Please copy every line of the data in which the string "from" appears.

[Start of section]

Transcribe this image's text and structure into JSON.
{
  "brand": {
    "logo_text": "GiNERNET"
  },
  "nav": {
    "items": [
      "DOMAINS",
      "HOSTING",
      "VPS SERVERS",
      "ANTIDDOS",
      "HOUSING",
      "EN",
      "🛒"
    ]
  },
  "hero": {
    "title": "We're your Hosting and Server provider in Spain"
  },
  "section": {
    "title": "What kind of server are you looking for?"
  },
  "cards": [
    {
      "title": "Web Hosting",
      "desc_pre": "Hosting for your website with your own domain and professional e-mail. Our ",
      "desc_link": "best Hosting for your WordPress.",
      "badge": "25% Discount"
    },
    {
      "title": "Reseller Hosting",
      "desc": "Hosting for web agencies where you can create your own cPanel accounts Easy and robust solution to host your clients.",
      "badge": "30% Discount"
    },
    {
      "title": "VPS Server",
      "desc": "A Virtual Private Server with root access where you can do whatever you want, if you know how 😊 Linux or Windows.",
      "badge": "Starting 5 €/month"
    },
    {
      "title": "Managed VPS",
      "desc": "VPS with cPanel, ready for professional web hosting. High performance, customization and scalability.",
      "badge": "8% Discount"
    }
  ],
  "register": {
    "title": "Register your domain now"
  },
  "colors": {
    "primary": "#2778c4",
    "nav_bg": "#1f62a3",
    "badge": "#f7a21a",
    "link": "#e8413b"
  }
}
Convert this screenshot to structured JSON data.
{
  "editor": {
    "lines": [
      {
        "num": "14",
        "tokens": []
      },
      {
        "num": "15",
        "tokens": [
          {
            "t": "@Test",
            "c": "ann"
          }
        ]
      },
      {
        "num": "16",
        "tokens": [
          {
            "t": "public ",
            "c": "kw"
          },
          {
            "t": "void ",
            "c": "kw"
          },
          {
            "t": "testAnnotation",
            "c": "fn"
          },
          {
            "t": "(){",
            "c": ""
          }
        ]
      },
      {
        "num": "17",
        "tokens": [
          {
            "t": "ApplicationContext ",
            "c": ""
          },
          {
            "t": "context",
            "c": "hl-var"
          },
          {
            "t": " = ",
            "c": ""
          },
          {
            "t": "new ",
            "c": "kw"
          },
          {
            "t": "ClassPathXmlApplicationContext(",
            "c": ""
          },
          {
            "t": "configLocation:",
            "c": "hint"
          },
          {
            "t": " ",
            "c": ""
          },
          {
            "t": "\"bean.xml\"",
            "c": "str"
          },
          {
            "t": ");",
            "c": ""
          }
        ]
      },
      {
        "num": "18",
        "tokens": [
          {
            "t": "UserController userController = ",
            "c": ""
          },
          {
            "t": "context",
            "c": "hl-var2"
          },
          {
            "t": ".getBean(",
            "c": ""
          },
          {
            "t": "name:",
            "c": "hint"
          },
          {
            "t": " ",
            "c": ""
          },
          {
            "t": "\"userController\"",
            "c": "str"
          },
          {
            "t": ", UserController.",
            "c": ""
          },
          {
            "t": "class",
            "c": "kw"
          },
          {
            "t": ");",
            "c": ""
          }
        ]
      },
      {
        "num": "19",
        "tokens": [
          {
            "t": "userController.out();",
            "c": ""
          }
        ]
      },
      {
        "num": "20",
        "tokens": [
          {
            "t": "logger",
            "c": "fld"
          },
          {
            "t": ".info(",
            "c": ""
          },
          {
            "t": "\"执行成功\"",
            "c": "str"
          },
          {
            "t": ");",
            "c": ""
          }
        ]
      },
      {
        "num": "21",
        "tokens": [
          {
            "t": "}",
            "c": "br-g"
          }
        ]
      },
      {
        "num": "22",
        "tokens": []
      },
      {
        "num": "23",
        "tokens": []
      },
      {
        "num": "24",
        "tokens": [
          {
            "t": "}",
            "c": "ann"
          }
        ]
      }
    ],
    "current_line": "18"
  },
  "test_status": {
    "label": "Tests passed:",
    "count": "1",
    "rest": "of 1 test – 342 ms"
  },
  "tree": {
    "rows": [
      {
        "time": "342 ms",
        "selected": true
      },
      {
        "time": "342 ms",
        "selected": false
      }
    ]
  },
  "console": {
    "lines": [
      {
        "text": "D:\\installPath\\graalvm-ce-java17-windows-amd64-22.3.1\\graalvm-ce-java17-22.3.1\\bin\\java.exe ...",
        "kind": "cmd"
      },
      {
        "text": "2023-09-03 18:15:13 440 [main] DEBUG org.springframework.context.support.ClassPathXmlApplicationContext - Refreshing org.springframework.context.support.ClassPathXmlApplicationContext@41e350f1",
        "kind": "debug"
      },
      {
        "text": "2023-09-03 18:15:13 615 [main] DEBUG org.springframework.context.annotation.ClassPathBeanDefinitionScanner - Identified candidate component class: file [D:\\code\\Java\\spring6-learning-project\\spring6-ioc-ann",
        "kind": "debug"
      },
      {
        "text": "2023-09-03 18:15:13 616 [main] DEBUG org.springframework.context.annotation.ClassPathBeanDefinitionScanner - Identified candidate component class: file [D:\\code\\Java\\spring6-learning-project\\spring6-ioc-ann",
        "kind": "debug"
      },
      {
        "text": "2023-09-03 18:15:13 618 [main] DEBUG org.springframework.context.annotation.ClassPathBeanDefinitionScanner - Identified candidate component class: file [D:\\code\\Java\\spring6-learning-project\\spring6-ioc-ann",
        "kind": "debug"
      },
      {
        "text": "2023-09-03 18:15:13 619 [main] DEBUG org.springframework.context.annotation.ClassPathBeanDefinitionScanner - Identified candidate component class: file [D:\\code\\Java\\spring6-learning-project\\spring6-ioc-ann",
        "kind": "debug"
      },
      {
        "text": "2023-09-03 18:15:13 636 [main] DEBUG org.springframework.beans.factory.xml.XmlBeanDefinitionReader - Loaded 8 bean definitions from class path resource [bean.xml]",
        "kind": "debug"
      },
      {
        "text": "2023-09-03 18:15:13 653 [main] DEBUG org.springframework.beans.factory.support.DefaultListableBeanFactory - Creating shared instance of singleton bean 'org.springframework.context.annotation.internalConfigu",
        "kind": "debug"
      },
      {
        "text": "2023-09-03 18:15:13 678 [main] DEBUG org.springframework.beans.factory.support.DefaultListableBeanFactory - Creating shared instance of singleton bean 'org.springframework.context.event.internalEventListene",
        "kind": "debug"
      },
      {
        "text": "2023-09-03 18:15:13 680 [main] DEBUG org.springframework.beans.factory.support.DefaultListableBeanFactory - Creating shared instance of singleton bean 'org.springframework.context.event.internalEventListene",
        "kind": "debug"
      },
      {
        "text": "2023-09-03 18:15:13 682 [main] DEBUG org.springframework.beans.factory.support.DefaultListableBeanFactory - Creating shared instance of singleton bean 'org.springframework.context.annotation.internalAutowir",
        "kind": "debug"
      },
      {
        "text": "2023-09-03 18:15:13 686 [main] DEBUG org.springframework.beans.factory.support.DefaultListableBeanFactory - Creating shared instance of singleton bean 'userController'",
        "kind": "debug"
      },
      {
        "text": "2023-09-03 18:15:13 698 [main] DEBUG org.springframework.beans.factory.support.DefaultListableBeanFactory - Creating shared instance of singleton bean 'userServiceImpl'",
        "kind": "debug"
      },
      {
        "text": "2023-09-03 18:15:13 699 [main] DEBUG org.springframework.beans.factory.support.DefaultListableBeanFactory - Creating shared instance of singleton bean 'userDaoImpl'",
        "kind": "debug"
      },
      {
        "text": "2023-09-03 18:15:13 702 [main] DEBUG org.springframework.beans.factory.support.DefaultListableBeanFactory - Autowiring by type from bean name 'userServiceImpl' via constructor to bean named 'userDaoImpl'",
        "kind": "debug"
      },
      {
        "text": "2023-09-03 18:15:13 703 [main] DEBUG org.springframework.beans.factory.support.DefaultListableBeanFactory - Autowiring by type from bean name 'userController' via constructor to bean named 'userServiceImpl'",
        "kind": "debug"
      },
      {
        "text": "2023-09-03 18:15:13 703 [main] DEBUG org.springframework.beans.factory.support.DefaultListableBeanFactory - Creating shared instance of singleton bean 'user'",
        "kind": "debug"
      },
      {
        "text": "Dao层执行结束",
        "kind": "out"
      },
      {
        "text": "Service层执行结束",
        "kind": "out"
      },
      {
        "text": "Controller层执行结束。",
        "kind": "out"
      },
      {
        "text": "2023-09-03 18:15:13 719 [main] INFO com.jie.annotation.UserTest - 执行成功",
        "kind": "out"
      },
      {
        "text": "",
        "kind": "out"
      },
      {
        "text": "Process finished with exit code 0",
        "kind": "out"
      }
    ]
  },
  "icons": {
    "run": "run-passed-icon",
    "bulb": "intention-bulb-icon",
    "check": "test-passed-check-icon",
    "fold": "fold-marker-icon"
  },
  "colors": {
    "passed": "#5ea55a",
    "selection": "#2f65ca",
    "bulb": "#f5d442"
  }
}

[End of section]

- _Exercise response_:
        "text": "2023-09-03 18:15:13 636 [main] DEBUG org.springframework.beans.factory.xml.XmlBeanDefinitionReader - Loaded 8 bean definitions from class path resource [bean.xml]",
        "text": "2023-09-03 18:15:13 702 [main] DEBUG org.springframework.beans.factory.support.DefaultListableBeanFactory - Autowiring by type from bean name 'userServiceImpl' via constructor to bean named 'userDaoImpl'",
        "text": "2023-09-03 18:15:13 703 [main] DEBUG org.springframework.beans.factory.support.DefaultListableBeanFactory - Autowiring by type from bean name 'userController' via constructor to bean named 'userServiceImpl'",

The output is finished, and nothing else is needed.